I TURNED 22 last year. On my birthday, I received an outpouring of love from my dearest friends and family, and I couldn’t have been more grateful to have received all their greetings.
However, there is one thing I have noticed, especially with each birthday that has passed: as you grow older, you start to receive fewer greetings. Less people check in on you or ask you to come over when they have parties planned… all that jazz.
It especially hurts when the people you thought would be in your life forever are the ones starting to fade away. Imagine telling your younger self that you no longer talk to your best friend. Now, you only get to see the girl you thought was going to be your maid of honor when you’re scrolling through Instagram.
All these people that you once considered your family are now barely a part of your life—if they even are.
When I was hit with this realization – that I’ve finally reached a point in life where I’ve started to outgrow some of the people who were once my closest friends – I couldn’t help but feel an ache in my chest.
I’m only in college. I’m still a dumb girl trying to figure things out. How can it be that I’m already losing the people who were once so important to me? Is it something I could’ve avoided? Is it something I can still fix moving forward?
All these questions remain unanswered. Perhaps for now, the only thing I know for sure is that losing someone you love can happen anytime. Regardless of that, I don’t think you’ll ever be ready for it.
Never a perfect time
For some reason, I thought the stage of outgrowing people happened when you reached your parents’ age, not as early as college, high school or grade school.
There could be several reasons for this. Maybe you now have different interests in life, no longer feel as if you’re yourself when you’re around them, or they bring out a side of you that you know deep down you don’t like.
Perhaps you no longer feel as if you’re a priority in life – that the relationship has become rather one-sided. They don’t celebrate your successes nor do they help you get through your struggles. You simply exist to them whenever they are available.
In some cases, you just don’t feel like being friends anymore. The connection, the spark, just disappeared. In my opinion, all these reasons are valid: why force something when you know that it isn’t meant to be?
This can happen at any point in your life. Though you don’t necessarily have to cut off these people, why keep them in your life if you know it isn’t good – or isn’t doing anything – for either of you?
Learn to accept it and move on
Someone I used to spend every day with is now just another person on my social media feed. We don’t talk, only ever greeting each other on our birthdays, exchanging pleasantries, and telling each other we should hang out soon. But we don’t make any plans to do so because we know we’re never actually going to follow through with them.
Sometimes you want to open up to them – to take that extra step, to maybe bring back what the two of you once had. Even when you try to do so, you’re met with nothing but a fake smile and a sympathetic nod.
Then you realize that it would hurt a hell of a lot less if you’d just cut them off in the first place.
At the end of the day, deciding what to do with people you’ve outgrown is up to you. You can choose to cut them off or you can choose to just let them be. Honestly, that’s what I do.

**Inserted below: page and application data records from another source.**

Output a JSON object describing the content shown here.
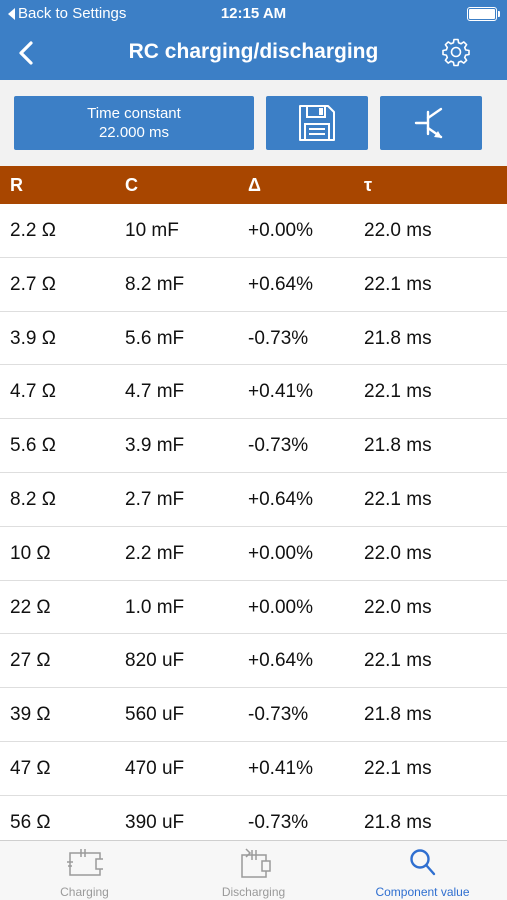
{
  "status_bar": {
    "back_label": "Back to Settings",
    "time": "12:15 AM"
  },
  "nav": {
    "title": "RC charging/discharging"
  },
  "toolbar": {
    "time_constant_label": "Time constant",
    "time_constant_value": "22.000 ms"
  },
  "table": {
    "headers": [
      "R",
      "C",
      "Δ",
      "τ"
    ],
    "rows": [
      [
        "2.2 Ω",
        "10 mF",
        "+0.00%",
        "22.0 ms"
      ],
      [
        "2.7 Ω",
        "8.2 mF",
        "+0.64%",
        "22.1 ms"
      ],
      [
        "3.9 Ω",
        "5.6 mF",
        "-0.73%",
        "21.8 ms"
      ],
      [
        "4.7 Ω",
        "4.7 mF",
        "+0.41%",
        "22.1 ms"
      ],
      [
        "5.6 Ω",
        "3.9 mF",
        "-0.73%",
        "21.8 ms"
      ],
      [
        "8.2 Ω",
        "2.7 mF",
        "+0.64%",
        "22.1 ms"
      ],
      [
        "10 Ω",
        "2.2 mF",
        "+0.00%",
        "22.0 ms"
      ],
      [
        "22 Ω",
        "1.0 mF",
        "+0.00%",
        "22.0 ms"
      ],
      [
        "27 Ω",
        "820 uF",
        "+0.64%",
        "22.1 ms"
      ],
      [
        "39 Ω",
        "560 uF",
        "-0.73%",
        "21.8 ms"
      ],
      [
        "47 Ω",
        "470 uF",
        "+0.41%",
        "22.1 ms"
      ],
      [
        "56 Ω",
        "390 uF",
        "-0.73%",
        "21.8 ms"
      ]
    ]
  },
  "tabs": [
    {
      "label": "Charging",
      "icon": "charging-circuit-icon",
      "active": false
    },
    {
      "label": "Discharging",
      "icon": "discharging-circuit-icon",
      "active": false
    },
    {
      "label": "Component value",
      "icon": "search-icon",
      "active": true
    }
  ],
  "colors": {
    "primary": "#3c7fc6",
    "header": "#a84600",
    "active_tab": "#2f6fd0"
  }
}
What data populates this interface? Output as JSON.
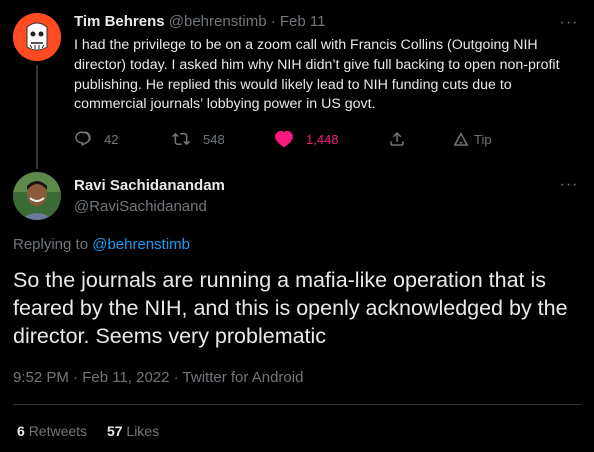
{
  "parent_tweet": {
    "author_name": "Tim Behrens",
    "author_handle": "@behrenstimb",
    "separator": "·",
    "date": "Feb 11",
    "text": "I had the privilege to be on a zoom call with Francis Collins (Outgoing NIH director) today.  I asked him why NIH didn’t give full backing to open non-profit publishing. He replied this would likely lead to NIH funding cuts due to commercial journals’ lobbying power in US govt.",
    "more_label": "···",
    "actions": {
      "reply_count": "42",
      "retweet_count": "548",
      "like_count": "1,448",
      "tip_label": "Tip"
    }
  },
  "reply_tweet": {
    "author_name": "Ravi Sachidanandam",
    "author_handle": "@RaviSachidanand",
    "more_label": "···",
    "replying_to_label": "Replying to",
    "replying_to_handle": "@behrenstimb",
    "text": "So the journals are running a mafia-like operation that is feared by the NIH, and this is openly acknowledged by the director. Seems very problematic",
    "meta": "9:52 PM · Feb 11, 2022 · Twitter for Android",
    "stats": {
      "retweets_count": "6",
      "retweets_label": "Retweets",
      "likes_count": "57",
      "likes_label": "Likes"
    }
  },
  "colors": {
    "background": "#000000",
    "text": "#e7e9ea",
    "muted": "#71767b",
    "link": "#1d9bf0",
    "like": "#f91880",
    "divider": "#2f3336",
    "parent_avatar": "#ff4b1f"
  }
}
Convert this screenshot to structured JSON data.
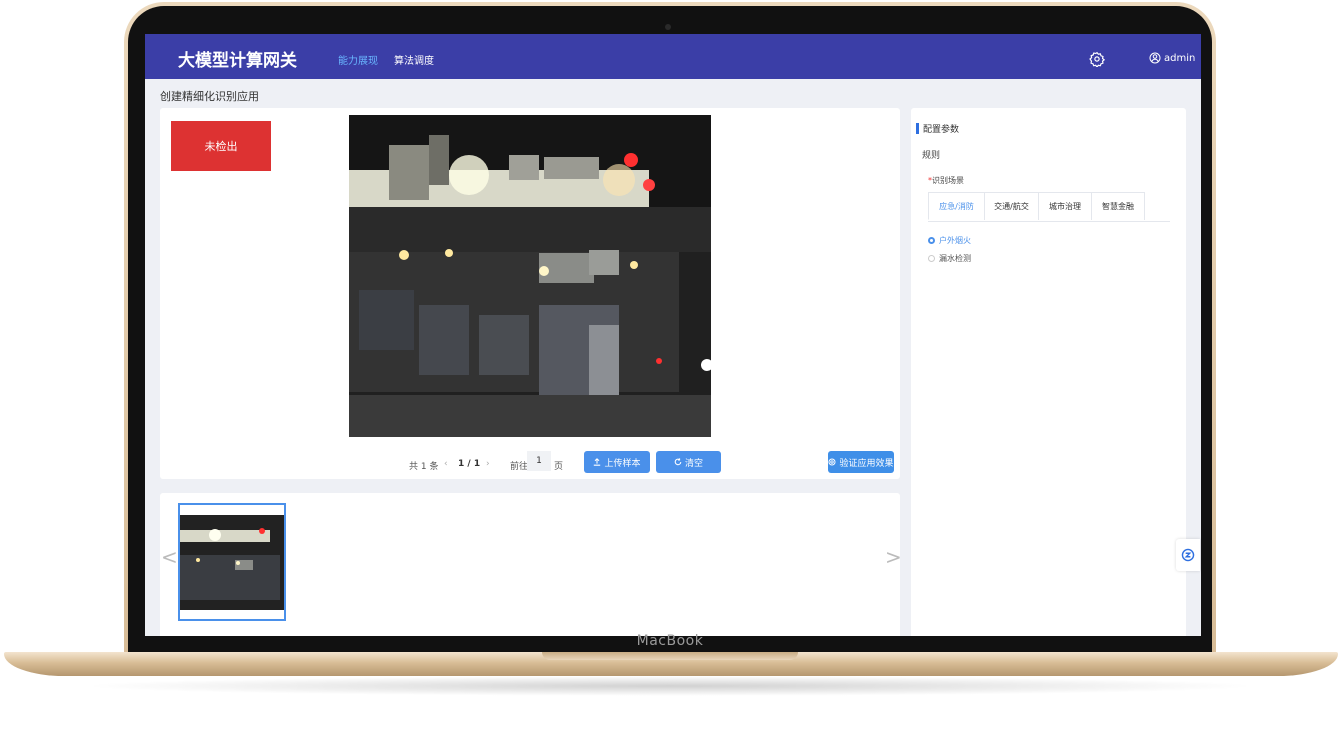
{
  "app": {
    "title": "大模型计算网关",
    "nav": [
      "能力展现",
      "算法调度"
    ],
    "user": "admin",
    "brand": "MacBook"
  },
  "page": {
    "title": "创建精细化识别应用"
  },
  "main": {
    "status": "未检出",
    "pager": {
      "total": "共 1 条",
      "prev": "‹",
      "current": "1 / 1",
      "next": "›",
      "goto": "前往",
      "page_input": "1",
      "page_suffix": "页"
    },
    "buttons": {
      "upload": "上传样本",
      "clear": "清空",
      "verify": "验证应用效果"
    }
  },
  "thumbs": {
    "prev": "<",
    "next": ">"
  },
  "side": {
    "title": "配置参数",
    "rule": "规则",
    "scene_required": "*",
    "scene_label": "识别场景",
    "tabs": [
      "应急/消防",
      "交通/航交",
      "城市治理",
      "智慧金融"
    ],
    "options": [
      "户外烟火",
      "漏水检测"
    ],
    "selected_option": "户外烟火"
  },
  "colors": {
    "header": "#3b3ea7",
    "accent": "#4a90ea",
    "status_red": "#dd3232"
  }
}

If it hurts to keep this person around more than it would to take them out of your life for good, then what’s the point of doing so?
When making that decision, just remember to do what you know is best for you. That is your choice and no one else’s.
Take it as a form of self-care, with a shot of tequila and a slice of lemon to ease the pain no matter what your decision may be.